(What you need to do): Only an exact repeat of the listing, without its images, counts as the answer.

(Provided data):

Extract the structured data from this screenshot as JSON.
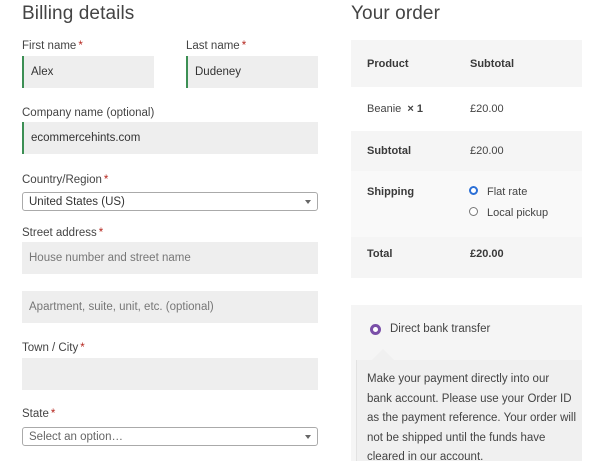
{
  "billing": {
    "title": "Billing details",
    "required_mark": "*",
    "first_name": {
      "label": "First name",
      "value": "Alex"
    },
    "last_name": {
      "label": "Last name",
      "value": "Dudeney"
    },
    "company": {
      "label": "Company name (optional)",
      "value": "ecommercehints.com"
    },
    "country": {
      "label": "Country/Region",
      "value": "United States (US)"
    },
    "street": {
      "label": "Street address",
      "placeholder1": "House number and street name",
      "placeholder2": "Apartment, suite, unit, etc. (optional)"
    },
    "city": {
      "label": "Town / City",
      "value": ""
    },
    "state": {
      "label": "State",
      "placeholder": "Select an option…"
    }
  },
  "order": {
    "title": "Your order",
    "header": {
      "product": "Product",
      "subtotal": "Subtotal"
    },
    "item": {
      "name": "Beanie",
      "qty": "× 1",
      "price": "£20.00"
    },
    "subtotal": {
      "label": "Subtotal",
      "value": "£20.00"
    },
    "shipping": {
      "label": "Shipping",
      "options": [
        {
          "label": "Flat rate",
          "selected": true
        },
        {
          "label": "Local pickup",
          "selected": false
        }
      ]
    },
    "total": {
      "label": "Total",
      "value": "£20.00"
    }
  },
  "payment": {
    "method": "Direct bank transfer",
    "description": "Make your payment directly into our bank account. Please use your Order ID as the payment reference. Your order will not be shipped until the funds have cleared in our account."
  }
}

(Task solution):
Extract the structured data from this screenshot as JSON.
{
  "billing": {
    "title": "Billing details",
    "required_mark": "*",
    "first_name": {
      "label": "First name",
      "value": "Alex"
    },
    "last_name": {
      "label": "Last name",
      "value": "Dudeney"
    },
    "company": {
      "label": "Company name (optional)",
      "value": "ecommercehints.com"
    },
    "country": {
      "label": "Country/Region",
      "value": "United States (US)"
    },
    "street": {
      "label": "Street address",
      "placeholder1": "House number and street name",
      "placeholder2": "Apartment, suite, unit, etc. (optional)"
    },
    "city": {
      "label": "Town / City",
      "value": ""
    },
    "state": {
      "label": "State",
      "placeholder": "Select an option…"
    }
  },
  "order": {
    "title": "Your order",
    "header": {
      "product": "Product",
      "subtotal": "Subtotal"
    },
    "item": {
      "name": "Beanie",
      "qty": "× 1",
      "price": "£20.00"
    },
    "subtotal": {
      "label": "Subtotal",
      "value": "£20.00"
    },
    "shipping": {
      "label": "Shipping",
      "options": [
        {
          "label": "Flat rate",
          "selected": true
        },
        {
          "label": "Local pickup",
          "selected": false
        }
      ]
    },
    "total": {
      "label": "Total",
      "value": "£20.00"
    }
  },
  "payment": {
    "method": "Direct bank transfer",
    "description": "Make your payment directly into our bank account. Please use your Order ID as the payment reference. Your order will not be shipped until the funds have cleared in our account."
  }
}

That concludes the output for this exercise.